Nine Entertainment Co will pay back more than 200,000 digital and home delivery subscribers after it was slapped by the competition regulator for slugging them with excessive surcharges on credit and debit card payments.
The television, radio, publishing and streaming company, which owns The Sydney Morning Herald and The Age, will pay back about $450,000 to eligible customers, including advertisers and subscribers, and will also pay a $160,000 fine to the competition regulator for the breach.
The infringement notices were issued in relation to payments made using MasterCard and Visa credit and debit cards between August and December 2020, which attracted surcharges beyond what is normally expected in payment processing. The surcharges were applied to digital and home delivery subscription services as well as radio, publishing, TV and digital advertising, excluding Stan.
A Nine spokesperson said the company accepted the findings and had paid the relevant fine.
“The surcharge overcharge was unintentional, it was not an error which affected all of Nine (for example, Stan and Future Women were not affected) and we have taken steps to credit those subscribers/advertisers impacted. We have also reviewed our processes to ensure the error is not repeated,” the spokesperson said.

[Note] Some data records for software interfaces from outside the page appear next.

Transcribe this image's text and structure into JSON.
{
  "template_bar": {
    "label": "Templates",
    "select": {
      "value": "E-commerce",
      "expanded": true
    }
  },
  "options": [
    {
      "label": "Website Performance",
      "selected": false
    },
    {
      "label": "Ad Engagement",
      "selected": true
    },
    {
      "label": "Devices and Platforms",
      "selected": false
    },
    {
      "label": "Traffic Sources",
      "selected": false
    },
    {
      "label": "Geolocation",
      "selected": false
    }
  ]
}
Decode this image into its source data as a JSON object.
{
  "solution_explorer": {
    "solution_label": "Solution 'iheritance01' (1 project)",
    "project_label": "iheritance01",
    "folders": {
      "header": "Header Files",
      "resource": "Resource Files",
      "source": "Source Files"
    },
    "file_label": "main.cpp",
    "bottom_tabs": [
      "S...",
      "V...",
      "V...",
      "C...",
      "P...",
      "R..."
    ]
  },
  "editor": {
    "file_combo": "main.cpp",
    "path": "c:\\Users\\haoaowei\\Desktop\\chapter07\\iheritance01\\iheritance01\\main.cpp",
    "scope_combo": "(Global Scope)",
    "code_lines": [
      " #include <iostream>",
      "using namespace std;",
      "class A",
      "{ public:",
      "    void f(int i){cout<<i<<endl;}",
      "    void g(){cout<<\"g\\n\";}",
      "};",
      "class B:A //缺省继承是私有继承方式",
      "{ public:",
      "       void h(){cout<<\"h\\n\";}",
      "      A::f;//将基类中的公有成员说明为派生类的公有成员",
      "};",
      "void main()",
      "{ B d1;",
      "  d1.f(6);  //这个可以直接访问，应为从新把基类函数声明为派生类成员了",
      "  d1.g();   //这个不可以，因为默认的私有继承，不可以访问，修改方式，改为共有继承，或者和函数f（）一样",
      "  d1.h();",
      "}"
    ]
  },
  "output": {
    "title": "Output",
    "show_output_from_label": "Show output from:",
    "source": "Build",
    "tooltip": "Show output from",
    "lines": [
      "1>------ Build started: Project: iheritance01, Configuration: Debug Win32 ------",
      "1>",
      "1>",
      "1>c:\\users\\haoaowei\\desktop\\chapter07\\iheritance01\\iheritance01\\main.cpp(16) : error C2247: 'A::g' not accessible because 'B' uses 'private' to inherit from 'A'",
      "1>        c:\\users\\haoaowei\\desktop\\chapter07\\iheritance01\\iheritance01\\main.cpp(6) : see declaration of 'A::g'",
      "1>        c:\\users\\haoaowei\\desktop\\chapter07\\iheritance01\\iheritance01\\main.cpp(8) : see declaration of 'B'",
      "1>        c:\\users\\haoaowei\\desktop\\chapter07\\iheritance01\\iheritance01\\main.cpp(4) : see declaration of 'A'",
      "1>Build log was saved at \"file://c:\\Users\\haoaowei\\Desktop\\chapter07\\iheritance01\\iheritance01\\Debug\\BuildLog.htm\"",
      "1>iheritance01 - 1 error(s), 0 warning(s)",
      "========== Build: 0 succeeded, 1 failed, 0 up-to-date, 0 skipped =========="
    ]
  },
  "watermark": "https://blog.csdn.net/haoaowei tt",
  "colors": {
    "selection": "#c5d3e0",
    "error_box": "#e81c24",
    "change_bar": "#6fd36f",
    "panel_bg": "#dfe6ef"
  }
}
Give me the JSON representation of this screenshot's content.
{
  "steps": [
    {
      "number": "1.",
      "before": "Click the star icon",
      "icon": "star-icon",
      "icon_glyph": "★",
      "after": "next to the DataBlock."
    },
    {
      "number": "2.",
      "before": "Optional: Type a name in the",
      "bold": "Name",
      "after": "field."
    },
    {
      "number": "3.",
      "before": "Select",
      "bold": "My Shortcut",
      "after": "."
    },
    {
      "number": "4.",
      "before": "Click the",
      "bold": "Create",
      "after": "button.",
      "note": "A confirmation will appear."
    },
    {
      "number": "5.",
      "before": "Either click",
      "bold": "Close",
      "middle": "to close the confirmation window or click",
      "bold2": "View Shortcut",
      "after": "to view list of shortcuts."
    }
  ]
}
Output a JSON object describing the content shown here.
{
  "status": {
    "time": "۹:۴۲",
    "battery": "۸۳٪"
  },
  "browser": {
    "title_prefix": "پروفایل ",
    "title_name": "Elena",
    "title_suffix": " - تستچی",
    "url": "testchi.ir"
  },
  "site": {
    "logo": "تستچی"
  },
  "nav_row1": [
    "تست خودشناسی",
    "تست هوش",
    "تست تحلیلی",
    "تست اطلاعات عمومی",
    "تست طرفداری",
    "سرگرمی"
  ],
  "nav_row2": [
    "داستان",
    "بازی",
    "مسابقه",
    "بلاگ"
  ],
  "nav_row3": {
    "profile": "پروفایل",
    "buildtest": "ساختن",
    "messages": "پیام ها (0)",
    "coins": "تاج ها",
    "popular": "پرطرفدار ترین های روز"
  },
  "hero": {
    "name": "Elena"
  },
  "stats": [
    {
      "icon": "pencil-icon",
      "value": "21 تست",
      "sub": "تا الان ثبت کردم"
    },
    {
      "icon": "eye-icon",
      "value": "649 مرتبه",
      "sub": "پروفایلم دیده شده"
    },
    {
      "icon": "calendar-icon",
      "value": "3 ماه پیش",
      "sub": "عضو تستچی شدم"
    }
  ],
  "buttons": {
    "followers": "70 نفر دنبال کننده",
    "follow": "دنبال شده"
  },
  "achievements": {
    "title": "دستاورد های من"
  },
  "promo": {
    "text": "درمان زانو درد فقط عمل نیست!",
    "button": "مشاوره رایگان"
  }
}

As a result, about 220,000 current digital and home delivery subscribers who paid by MasterCard or Visa credit or debit card will be provided a one-off cash adjustment of $1.92.
Nine has made several changes including removing any surcharge for Visa debit and MasterCard debit cards for all subscription payments and have reduced the surcharge to a maximum of 0.5 per cent for all Visa credit and MasterCard credit subscriber payments. Nine has also removed the surcharges for advertising invoices.
Australian Competition and Consumer Commission deputy chair Mick Keogh said payment surcharges were excessive if they exceeded the costs to the businesses of processing the money.
“While the average over-charge per consumer was relatively small, given the number of transactions processed by Nine, this added up to a significant amount,” Mr Keogh said.